(What you need to do):
Reproduce the records word for word, with nothing left out.

---------- Data for this task

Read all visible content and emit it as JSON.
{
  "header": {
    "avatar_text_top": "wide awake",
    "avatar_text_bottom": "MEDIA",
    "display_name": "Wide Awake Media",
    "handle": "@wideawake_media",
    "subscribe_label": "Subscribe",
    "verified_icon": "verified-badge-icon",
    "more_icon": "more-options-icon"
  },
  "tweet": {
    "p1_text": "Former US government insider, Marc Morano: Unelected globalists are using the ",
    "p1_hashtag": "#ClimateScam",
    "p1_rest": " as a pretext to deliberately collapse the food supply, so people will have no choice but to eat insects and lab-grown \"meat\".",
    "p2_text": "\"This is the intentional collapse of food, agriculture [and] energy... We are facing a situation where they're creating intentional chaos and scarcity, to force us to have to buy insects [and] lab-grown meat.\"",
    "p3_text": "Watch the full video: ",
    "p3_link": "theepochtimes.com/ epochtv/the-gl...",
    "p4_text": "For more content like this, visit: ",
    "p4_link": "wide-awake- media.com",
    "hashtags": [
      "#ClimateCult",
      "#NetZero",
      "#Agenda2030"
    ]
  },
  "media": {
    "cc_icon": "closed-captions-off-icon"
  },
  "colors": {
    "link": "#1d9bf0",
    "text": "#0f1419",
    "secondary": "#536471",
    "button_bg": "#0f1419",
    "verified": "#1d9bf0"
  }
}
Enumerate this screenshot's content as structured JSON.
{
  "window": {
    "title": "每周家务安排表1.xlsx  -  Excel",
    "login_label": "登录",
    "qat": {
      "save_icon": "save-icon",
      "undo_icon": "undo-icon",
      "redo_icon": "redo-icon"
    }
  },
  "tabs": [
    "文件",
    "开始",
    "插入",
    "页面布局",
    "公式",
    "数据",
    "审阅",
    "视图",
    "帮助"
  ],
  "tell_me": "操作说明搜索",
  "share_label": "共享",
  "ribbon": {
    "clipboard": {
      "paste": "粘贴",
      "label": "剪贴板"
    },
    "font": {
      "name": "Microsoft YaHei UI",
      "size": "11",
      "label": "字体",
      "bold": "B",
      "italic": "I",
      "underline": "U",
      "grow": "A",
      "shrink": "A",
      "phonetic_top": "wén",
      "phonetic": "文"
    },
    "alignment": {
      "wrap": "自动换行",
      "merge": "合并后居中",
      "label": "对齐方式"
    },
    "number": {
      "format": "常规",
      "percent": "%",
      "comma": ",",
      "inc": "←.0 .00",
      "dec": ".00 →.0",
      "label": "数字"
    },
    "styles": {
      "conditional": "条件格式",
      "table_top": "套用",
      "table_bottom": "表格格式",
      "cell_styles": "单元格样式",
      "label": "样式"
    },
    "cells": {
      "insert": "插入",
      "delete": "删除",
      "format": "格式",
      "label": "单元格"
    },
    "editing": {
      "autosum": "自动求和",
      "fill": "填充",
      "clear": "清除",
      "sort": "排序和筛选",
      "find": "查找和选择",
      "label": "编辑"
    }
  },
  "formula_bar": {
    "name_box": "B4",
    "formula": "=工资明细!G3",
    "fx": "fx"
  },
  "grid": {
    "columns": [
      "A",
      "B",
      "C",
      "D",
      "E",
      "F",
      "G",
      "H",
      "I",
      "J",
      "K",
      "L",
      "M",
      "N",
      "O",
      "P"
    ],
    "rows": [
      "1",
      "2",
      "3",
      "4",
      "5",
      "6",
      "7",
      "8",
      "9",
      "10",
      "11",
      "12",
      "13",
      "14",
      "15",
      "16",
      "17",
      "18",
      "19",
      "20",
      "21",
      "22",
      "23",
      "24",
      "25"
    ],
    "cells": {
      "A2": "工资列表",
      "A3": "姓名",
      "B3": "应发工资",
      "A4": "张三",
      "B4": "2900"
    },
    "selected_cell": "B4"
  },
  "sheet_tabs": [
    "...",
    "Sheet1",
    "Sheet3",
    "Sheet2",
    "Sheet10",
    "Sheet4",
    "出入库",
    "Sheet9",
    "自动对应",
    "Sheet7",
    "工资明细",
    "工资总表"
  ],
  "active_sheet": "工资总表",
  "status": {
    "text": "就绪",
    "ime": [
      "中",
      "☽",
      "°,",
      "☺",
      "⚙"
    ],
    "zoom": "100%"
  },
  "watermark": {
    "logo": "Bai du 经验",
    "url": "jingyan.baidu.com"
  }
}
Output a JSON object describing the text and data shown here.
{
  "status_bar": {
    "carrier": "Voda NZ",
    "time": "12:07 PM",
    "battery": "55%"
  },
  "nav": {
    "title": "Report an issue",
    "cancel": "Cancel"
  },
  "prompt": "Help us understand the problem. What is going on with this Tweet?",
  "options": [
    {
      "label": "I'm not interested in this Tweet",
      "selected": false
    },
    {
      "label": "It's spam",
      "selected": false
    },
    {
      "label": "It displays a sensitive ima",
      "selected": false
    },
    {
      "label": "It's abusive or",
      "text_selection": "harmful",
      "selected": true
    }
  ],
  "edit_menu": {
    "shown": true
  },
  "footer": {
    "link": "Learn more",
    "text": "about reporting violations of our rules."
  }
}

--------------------

(Written answer):
Read all visible content and emit it as JSON.
{
  "header": {
    "avatar_text_top": "wide awake",
    "avatar_text_bottom": "MEDIA",
    "display_name": "Wide Awake Media",
    "handle": "@wideawake_media",
    "subscribe_label": "Subscribe",
    "verified_icon": "verified-badge-icon",
    "more_icon": "more-options-icon"
  },
  "tweet": {
    "p1_text": "Former US government insider, Marc Morano: Unelected globalists are using the ",
    "p1_hashtag": "#ClimateScam",
    "p1_rest": " as a pretext to deliberately collapse the food supply, so people will have no choice but to eat insects and lab-grown \"meat\".",
    "p2_text": "\"This is the intentional collapse of food, agriculture [and] energy... We are facing a situation where they're creating intentional chaos and scarcity, to force us to have to buy insects [and] lab-grown meat.\"",
    "p3_text": "Watch the full video: ",
    "p3_link": "theepochtimes.com/ epochtv/the-gl...",
    "p4_text": "For more content like this, visit: ",
    "p4_link": "wide-awake- media.com",
    "hashtags": [
      "#ClimateCult",
      "#NetZero",
      "#Agenda2030"
    ]
  },
  "media": {
    "cc_icon": "closed-captions-off-icon"
  },
  "colors": {
    "link": "#1d9bf0",
    "text": "#0f1419",
    "secondary": "#536471",
    "button_bg": "#0f1419",
    "verified": "#1d9bf0"
  }
}
Enumerate this screenshot's content as structured JSON.
{
  "window": {
    "title": "每周家务安排表1.xlsx  -  Excel",
    "login_label": "登录",
    "qat": {
      "save_icon": "save-icon",
      "undo_icon": "undo-icon",
      "redo_icon": "redo-icon"
    }
  },
  "tabs": [
    "文件",
    "开始",
    "插入",
    "页面布局",
    "公式",
    "数据",
    "审阅",
    "视图",
    "帮助"
  ],
  "tell_me": "操作说明搜索",
  "share_label": "共享",
  "ribbon": {
    "clipboard": {
      "paste": "粘贴",
      "label": "剪贴板"
    },
    "font": {
      "name": "Microsoft YaHei UI",
      "size": "11",
      "label": "字体",
      "bold": "B",
      "italic": "I",
      "underline": "U",
      "grow": "A",
      "shrink": "A",
      "phonetic_top": "wén",
      "phonetic": "文"
    },
    "alignment": {
      "wrap": "自动换行",
      "merge": "合并后居中",
      "label": "对齐方式"
    },
    "number": {
      "format": "常规",
      "percent": "%",
      "comma": ",",
      "inc": "←.0 .00",
      "dec": ".00 →.0",
      "label": "数字"
    },
    "styles": {
      "conditional": "条件格式",
      "table_top": "套用",
      "table_bottom": "表格格式",
      "cell_styles": "单元格样式",
      "label": "样式"
    },
    "cells": {
      "insert": "插入",
      "delete": "删除",
      "format": "格式",
      "label": "单元格"
    },
    "editing": {
      "autosum": "自动求和",
      "fill": "填充",
      "clear": "清除",
      "sort": "排序和筛选",
      "find": "查找和选择",
      "label": "编辑"
    }
  },
  "formula_bar": {
    "name_box": "B4",
    "formula": "=工资明细!G3",
    "fx": "fx"
  },
  "grid": {
    "columns": [
      "A",
      "B",
      "C",
      "D",
      "E",
      "F",
      "G",
      "H",
      "I",
      "J",
      "K",
      "L",
      "M",
      "N",
      "O",
      "P"
    ],
    "rows": [
      "1",
      "2",
      "3",
      "4",
      "5",
      "6",
      "7",
      "8",
      "9",
      "10",
      "11",
      "12",
      "13",
      "14",
      "15",
      "16",
      "17",
      "18",
      "19",
      "20",
      "21",
      "22",
      "23",
      "24",
      "25"
    ],
    "cells": {
      "A2": "工资列表",
      "A3": "姓名",
      "B3": "应发工资",
      "A4": "张三",
      "B4": "2900"
    },
    "selected_cell": "B4"
  },
  "sheet_tabs": [
    "...",
    "Sheet1",
    "Sheet3",
    "Sheet2",
    "Sheet10",
    "Sheet4",
    "出入库",
    "Sheet9",
    "自动对应",
    "Sheet7",
    "工资明细",
    "工资总表"
  ],
  "active_sheet": "工资总表",
  "status": {
    "text": "就绪",
    "ime": [
      "中",
      "☽",
      "°,",
      "☺",
      "⚙"
    ],
    "zoom": "100%"
  },
  "watermark": {
    "logo": "Bai du 经验",
    "url": "jingyan.baidu.com"
  }
}
Output a JSON object describing the text and data shown here.
{
  "status_bar": {
    "carrier": "Voda NZ",
    "time": "12:07 PM",
    "battery": "55%"
  },
  "nav": {
    "title": "Report an issue",
    "cancel": "Cancel"
  },
  "prompt": "Help us understand the problem. What is going on with this Tweet?",
  "options": [
    {
      "label": "I'm not interested in this Tweet",
      "selected": false
    },
    {
      "label": "It's spam",
      "selected": false
    },
    {
      "label": "It displays a sensitive ima",
      "selected": false
    },
    {
      "label": "It's abusive or",
      "text_selection": "harmful",
      "selected": true
    }
  ],
  "edit_menu": {
    "shown": true
  },
  "footer": {
    "link": "Learn more",
    "text": "about reporting violations of our rules."
  }
}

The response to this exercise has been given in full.